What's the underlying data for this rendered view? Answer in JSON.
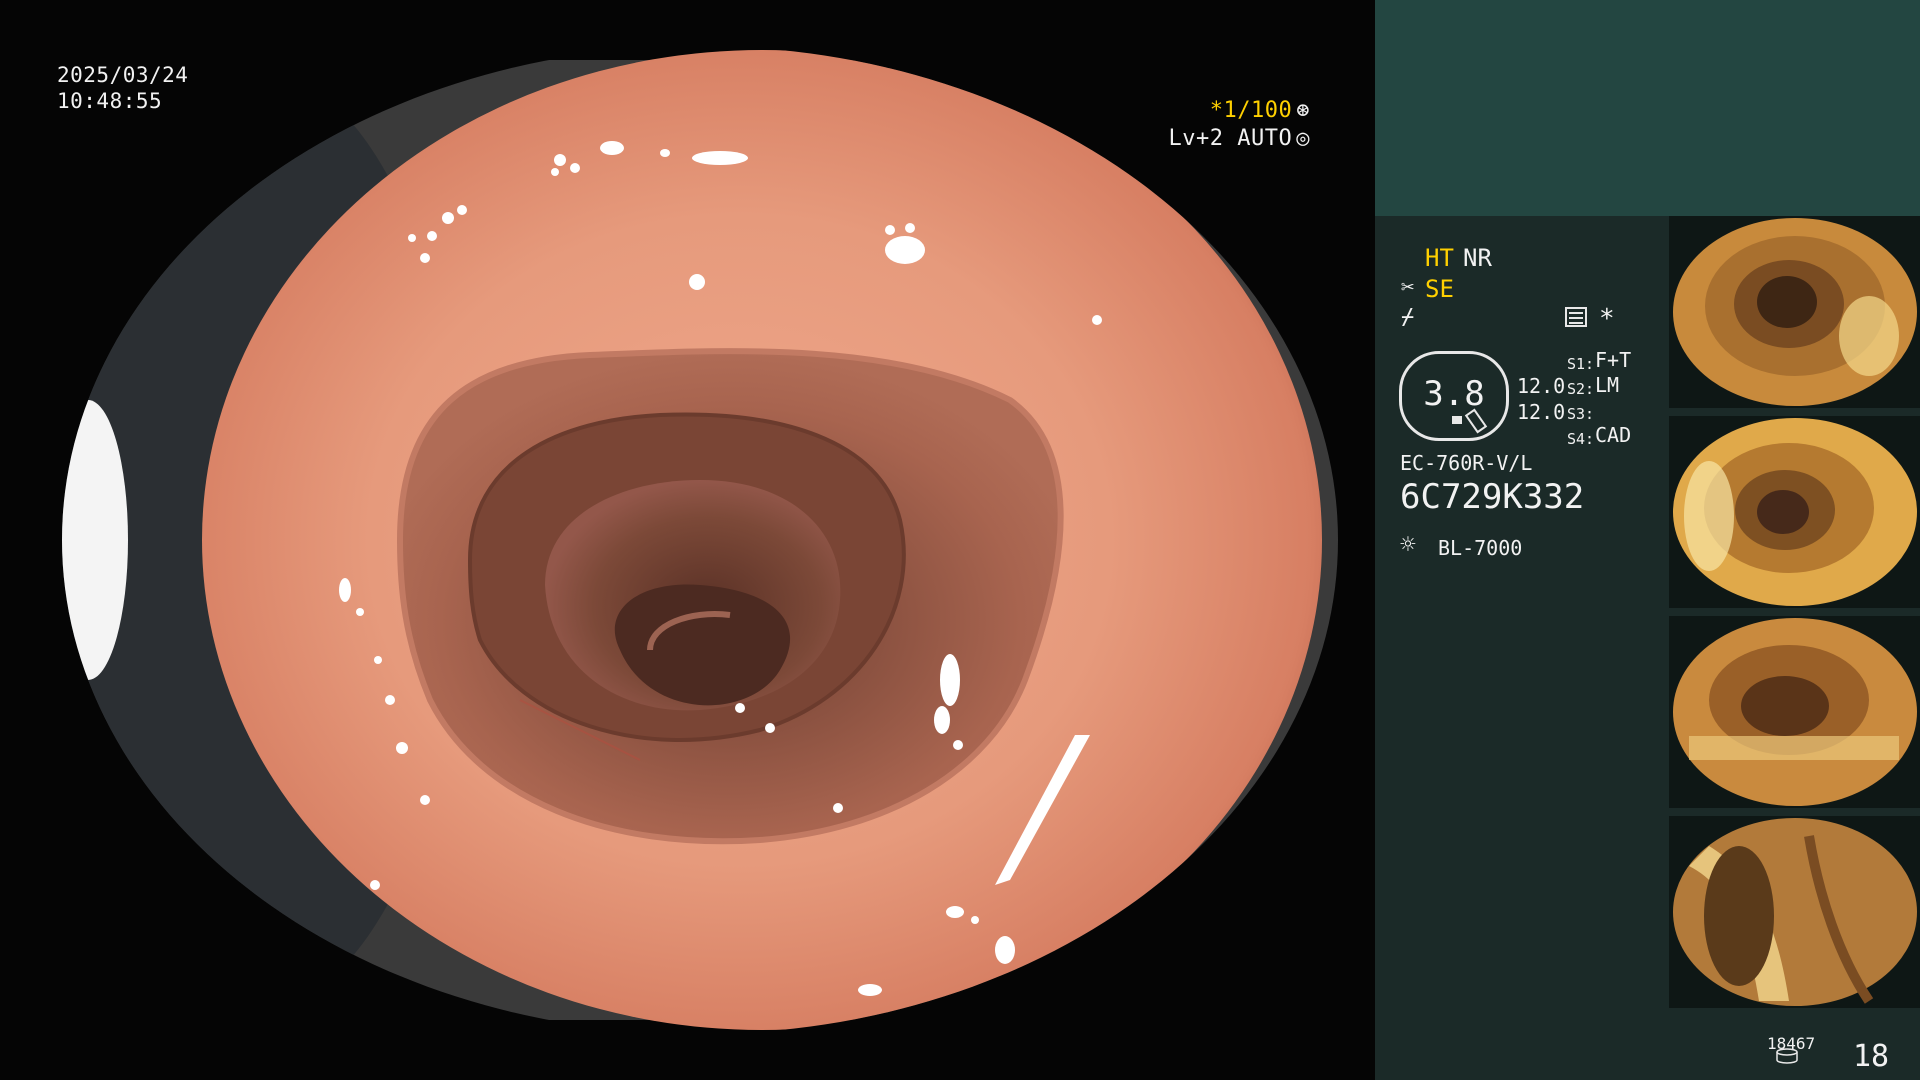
{
  "osd": {
    "date": "2025/03/24",
    "time": "10:48:55",
    "shutter": "*1/100",
    "shutter_icon": "aperture-icon",
    "level": "Lv+2 AUTO",
    "level_icon": "auto-iris-icon"
  },
  "panel": {
    "ht": "HT",
    "nr": "NR",
    "se": "SE",
    "asterisk": "*",
    "gauge_value": "3.8",
    "val_top": "12.0",
    "val_bottom": "12.0",
    "s1_label": "S1:",
    "s1_value": "F+T",
    "s2_label": "S2:",
    "s2_value": "LM",
    "s3_label": "S3:",
    "s4_label": "S4:",
    "s4_value": "CAD",
    "scope_model": "EC-760R-V/L",
    "scope_serial": "6C729K332",
    "light_source": "BL-7000",
    "counter_small": "18467",
    "counter_large": "18"
  },
  "colors": {
    "panel_bg": "#1b2a28",
    "panel_header": "#234641",
    "accent_yellow": "#ffd000",
    "mucosa": "#d9866e"
  }
}
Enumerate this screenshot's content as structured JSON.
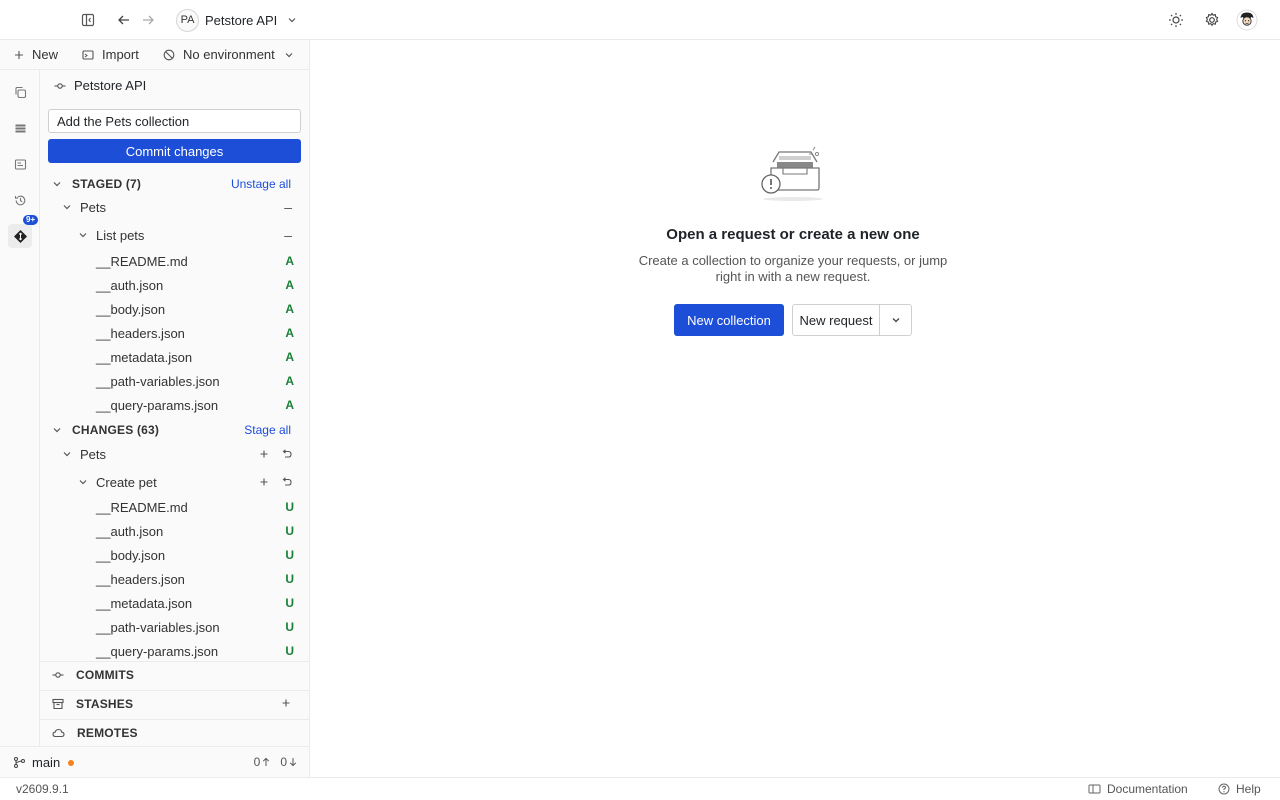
{
  "topbar": {
    "workspace_initials": "PA",
    "workspace_name": "Petstore API"
  },
  "sidebar_toolbar": {
    "new_label": "New",
    "import_label": "Import",
    "environment_label": "No environment"
  },
  "rail": {
    "badge": "9+"
  },
  "git": {
    "repo_name": "Petstore API",
    "commit_message": "Add the Pets collection",
    "commit_button": "Commit changes",
    "staged": {
      "title": "STAGED (7)",
      "action": "Unstage all",
      "folder": "Pets",
      "request": "List pets",
      "files": [
        {
          "name": "__README.md",
          "status": "A"
        },
        {
          "name": "__auth.json",
          "status": "A"
        },
        {
          "name": "__body.json",
          "status": "A"
        },
        {
          "name": "__headers.json",
          "status": "A"
        },
        {
          "name": "__metadata.json",
          "status": "A"
        },
        {
          "name": "__path-variables.json",
          "status": "A"
        },
        {
          "name": "__query-params.json",
          "status": "A"
        }
      ]
    },
    "changes": {
      "title": "CHANGES (63)",
      "action": "Stage all",
      "folder": "Pets",
      "request": "Create pet",
      "files": [
        {
          "name": "__README.md",
          "status": "U"
        },
        {
          "name": "__auth.json",
          "status": "U"
        },
        {
          "name": "__body.json",
          "status": "U"
        },
        {
          "name": "__headers.json",
          "status": "U"
        },
        {
          "name": "__metadata.json",
          "status": "U"
        },
        {
          "name": "__path-variables.json",
          "status": "U"
        },
        {
          "name": "__query-params.json",
          "status": "U"
        }
      ]
    },
    "commits_label": "COMMITS",
    "stashes_label": "STASHES",
    "remotes_label": "REMOTES",
    "branch": "main",
    "ahead": "0",
    "behind": "0"
  },
  "empty_state": {
    "title": "Open a request or create a new one",
    "description": "Create a collection to organize your requests, or jump right in with a new request.",
    "new_collection": "New collection",
    "new_request": "New request"
  },
  "statusbar": {
    "version": "v2609.9.1",
    "documentation": "Documentation",
    "help": "Help"
  },
  "colors": {
    "accent": "#1d4ed8",
    "status_added": "#1a7f37",
    "dirty_dot": "#f5821f"
  }
}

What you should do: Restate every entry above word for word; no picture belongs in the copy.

Result of this exercise:
What's the underlying data for this rendered view? Answer in JSON.
{
  "osd": {
    "date": "2025/03/24",
    "time": "10:48:55",
    "shutter": "*1/100",
    "shutter_icon": "aperture-icon",
    "level": "Lv+2 AUTO",
    "level_icon": "auto-iris-icon"
  },
  "panel": {
    "ht": "HT",
    "nr": "NR",
    "se": "SE",
    "asterisk": "*",
    "gauge_value": "3.8",
    "val_top": "12.0",
    "val_bottom": "12.0",
    "s1_label": "S1:",
    "s1_value": "F+T",
    "s2_label": "S2:",
    "s2_value": "LM",
    "s3_label": "S3:",
    "s4_label": "S4:",
    "s4_value": "CAD",
    "scope_model": "EC-760R-V/L",
    "scope_serial": "6C729K332",
    "light_source": "BL-7000",
    "counter_small": "18467",
    "counter_large": "18"
  },
  "colors": {
    "panel_bg": "#1b2a28",
    "panel_header": "#234641",
    "accent_yellow": "#ffd000",
    "mucosa": "#d9866e"
  }
}
Enumerate this screenshot's content as structured JSON.
{
  "topbar": {
    "workspace_initials": "PA",
    "workspace_name": "Petstore API"
  },
  "sidebar_toolbar": {
    "new_label": "New",
    "import_label": "Import",
    "environment_label": "No environment"
  },
  "rail": {
    "badge": "9+"
  },
  "git": {
    "repo_name": "Petstore API",
    "commit_message": "Add the Pets collection",
    "commit_button": "Commit changes",
    "staged": {
      "title": "STAGED (7)",
      "action": "Unstage all",
      "folder": "Pets",
      "request": "List pets",
      "files": [
        {
          "name": "__README.md",
          "status": "A"
        },
        {
          "name": "__auth.json",
          "status": "A"
        },
        {
          "name": "__body.json",
          "status": "A"
        },
        {
          "name": "__headers.json",
          "status": "A"
        },
        {
          "name": "__metadata.json",
          "status": "A"
        },
        {
          "name": "__path-variables.json",
          "status": "A"
        },
        {
          "name": "__query-params.json",
          "status": "A"
        }
      ]
    },
    "changes": {
      "title": "CHANGES (63)",
      "action": "Stage all",
      "folder": "Pets",
      "request": "Create pet",
      "files": [
        {
          "name": "__README.md",
          "status": "U"
        },
        {
          "name": "__auth.json",
          "status": "U"
        },
        {
          "name": "__body.json",
          "status": "U"
        },
        {
          "name": "__headers.json",
          "status": "U"
        },
        {
          "name": "__metadata.json",
          "status": "U"
        },
        {
          "name": "__path-variables.json",
          "status": "U"
        },
        {
          "name": "__query-params.json",
          "status": "U"
        }
      ]
    },
    "commits_label": "COMMITS",
    "stashes_label": "STASHES",
    "remotes_label": "REMOTES",
    "branch": "main",
    "ahead": "0",
    "behind": "0"
  },
  "empty_state": {
    "title": "Open a request or create a new one",
    "description": "Create a collection to organize your requests, or jump right in with a new request.",
    "new_collection": "New collection",
    "new_request": "New request"
  },
  "statusbar": {
    "version": "v2609.9.1",
    "documentation": "Documentation",
    "help": "Help"
  },
  "colors": {
    "accent": "#1d4ed8",
    "status_added": "#1a7f37",
    "dirty_dot": "#f5821f"
  }
}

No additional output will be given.